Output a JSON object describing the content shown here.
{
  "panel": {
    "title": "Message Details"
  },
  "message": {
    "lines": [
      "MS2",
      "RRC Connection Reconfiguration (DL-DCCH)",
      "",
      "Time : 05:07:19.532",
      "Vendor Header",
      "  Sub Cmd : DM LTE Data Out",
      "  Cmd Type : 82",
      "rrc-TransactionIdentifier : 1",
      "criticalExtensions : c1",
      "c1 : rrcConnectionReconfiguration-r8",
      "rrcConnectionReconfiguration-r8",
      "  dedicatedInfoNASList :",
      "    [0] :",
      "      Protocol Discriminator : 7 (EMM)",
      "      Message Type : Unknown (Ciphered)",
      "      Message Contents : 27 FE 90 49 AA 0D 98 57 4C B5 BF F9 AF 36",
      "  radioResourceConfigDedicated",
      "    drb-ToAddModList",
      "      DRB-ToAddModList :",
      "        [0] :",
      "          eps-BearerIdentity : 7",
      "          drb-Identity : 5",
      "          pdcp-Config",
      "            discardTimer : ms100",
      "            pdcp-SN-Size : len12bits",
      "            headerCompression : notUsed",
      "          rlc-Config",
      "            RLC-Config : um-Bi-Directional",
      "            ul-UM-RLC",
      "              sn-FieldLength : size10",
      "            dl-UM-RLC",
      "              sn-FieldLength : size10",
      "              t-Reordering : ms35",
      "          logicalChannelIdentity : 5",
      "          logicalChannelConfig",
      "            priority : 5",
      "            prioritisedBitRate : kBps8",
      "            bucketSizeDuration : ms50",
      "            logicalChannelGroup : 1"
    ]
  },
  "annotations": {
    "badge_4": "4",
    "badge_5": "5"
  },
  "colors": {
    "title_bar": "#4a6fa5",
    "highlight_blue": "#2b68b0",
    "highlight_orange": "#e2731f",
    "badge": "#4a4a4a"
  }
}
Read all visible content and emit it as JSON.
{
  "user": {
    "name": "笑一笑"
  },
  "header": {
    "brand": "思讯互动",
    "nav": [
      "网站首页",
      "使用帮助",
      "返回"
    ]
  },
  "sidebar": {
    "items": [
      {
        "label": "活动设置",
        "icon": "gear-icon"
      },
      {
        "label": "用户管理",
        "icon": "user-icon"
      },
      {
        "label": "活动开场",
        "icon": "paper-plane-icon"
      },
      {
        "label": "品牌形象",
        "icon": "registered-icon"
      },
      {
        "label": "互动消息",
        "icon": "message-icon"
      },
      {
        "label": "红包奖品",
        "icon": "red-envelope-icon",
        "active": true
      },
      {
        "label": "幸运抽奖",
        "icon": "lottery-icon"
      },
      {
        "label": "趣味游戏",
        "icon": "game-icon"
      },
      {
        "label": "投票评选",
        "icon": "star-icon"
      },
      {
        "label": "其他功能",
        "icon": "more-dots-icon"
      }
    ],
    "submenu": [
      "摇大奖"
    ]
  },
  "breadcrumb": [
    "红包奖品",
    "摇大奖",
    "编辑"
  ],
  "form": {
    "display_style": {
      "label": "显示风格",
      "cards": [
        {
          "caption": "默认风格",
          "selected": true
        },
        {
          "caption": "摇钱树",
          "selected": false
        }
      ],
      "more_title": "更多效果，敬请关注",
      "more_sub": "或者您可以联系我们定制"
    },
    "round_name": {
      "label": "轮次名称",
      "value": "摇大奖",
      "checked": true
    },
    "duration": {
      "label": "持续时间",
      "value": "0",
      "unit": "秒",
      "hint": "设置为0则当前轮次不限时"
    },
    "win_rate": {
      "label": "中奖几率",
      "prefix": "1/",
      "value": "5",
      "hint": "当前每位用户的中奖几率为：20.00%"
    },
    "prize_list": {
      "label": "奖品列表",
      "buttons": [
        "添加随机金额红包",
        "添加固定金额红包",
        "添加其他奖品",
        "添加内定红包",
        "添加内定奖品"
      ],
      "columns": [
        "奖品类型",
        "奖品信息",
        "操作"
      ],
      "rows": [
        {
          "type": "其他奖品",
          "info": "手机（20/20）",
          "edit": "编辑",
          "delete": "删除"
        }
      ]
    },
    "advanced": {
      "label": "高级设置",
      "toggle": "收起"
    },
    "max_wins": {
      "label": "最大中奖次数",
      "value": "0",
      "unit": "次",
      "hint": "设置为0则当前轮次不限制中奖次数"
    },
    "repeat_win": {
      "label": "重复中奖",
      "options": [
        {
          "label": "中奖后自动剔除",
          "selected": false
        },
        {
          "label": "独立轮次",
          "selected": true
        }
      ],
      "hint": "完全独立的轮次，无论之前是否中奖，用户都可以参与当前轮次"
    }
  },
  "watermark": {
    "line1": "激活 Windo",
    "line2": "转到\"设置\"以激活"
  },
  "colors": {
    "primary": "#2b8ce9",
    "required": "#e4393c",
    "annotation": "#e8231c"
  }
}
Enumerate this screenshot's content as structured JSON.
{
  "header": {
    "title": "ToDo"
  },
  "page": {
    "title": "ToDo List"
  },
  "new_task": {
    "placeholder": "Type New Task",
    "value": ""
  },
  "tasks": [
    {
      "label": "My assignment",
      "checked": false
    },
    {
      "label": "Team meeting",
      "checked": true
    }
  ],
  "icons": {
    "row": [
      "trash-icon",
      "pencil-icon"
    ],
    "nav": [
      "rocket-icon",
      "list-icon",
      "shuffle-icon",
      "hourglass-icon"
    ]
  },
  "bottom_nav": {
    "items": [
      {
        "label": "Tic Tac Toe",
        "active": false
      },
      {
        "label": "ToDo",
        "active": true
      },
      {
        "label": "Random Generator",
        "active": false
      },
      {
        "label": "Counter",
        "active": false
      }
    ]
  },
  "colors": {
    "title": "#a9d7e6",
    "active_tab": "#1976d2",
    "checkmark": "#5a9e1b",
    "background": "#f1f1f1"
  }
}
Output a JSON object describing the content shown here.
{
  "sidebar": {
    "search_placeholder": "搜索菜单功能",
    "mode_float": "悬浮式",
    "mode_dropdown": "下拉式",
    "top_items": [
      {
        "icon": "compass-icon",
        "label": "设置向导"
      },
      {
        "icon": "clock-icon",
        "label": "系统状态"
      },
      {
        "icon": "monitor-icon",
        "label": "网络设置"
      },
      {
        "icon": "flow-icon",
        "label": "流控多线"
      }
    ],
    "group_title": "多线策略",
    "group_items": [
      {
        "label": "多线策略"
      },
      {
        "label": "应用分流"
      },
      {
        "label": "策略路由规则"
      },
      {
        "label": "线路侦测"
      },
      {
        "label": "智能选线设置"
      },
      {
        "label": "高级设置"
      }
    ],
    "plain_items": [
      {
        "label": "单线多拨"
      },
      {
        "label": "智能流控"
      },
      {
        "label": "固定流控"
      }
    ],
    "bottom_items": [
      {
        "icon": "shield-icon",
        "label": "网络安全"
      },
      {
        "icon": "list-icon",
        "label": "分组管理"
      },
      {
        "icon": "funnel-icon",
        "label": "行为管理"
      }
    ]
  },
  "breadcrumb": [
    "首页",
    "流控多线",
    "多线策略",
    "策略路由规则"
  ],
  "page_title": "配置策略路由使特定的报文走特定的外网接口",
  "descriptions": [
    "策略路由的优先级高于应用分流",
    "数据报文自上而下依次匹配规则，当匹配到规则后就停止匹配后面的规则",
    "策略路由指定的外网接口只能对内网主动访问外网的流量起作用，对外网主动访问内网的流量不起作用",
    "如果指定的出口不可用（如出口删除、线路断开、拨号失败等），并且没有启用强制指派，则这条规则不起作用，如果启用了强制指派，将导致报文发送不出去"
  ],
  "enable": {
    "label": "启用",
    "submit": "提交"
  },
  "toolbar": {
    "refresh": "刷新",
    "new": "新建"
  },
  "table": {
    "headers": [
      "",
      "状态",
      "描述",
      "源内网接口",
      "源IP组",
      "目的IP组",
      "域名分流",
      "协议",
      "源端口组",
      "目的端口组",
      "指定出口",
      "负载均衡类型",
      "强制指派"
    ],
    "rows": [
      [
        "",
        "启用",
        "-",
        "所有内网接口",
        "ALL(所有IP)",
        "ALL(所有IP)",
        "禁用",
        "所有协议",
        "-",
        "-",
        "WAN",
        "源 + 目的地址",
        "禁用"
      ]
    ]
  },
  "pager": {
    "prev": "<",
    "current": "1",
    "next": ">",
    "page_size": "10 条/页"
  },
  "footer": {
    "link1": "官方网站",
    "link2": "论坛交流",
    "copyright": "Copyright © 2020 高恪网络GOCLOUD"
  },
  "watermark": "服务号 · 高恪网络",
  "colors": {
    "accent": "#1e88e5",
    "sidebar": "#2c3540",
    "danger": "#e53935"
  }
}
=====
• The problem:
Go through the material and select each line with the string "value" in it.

• Written solution:
      "value": "摇大奖",
      "value": "0",
      "value": "5",
      "value": "0",
    "value": ""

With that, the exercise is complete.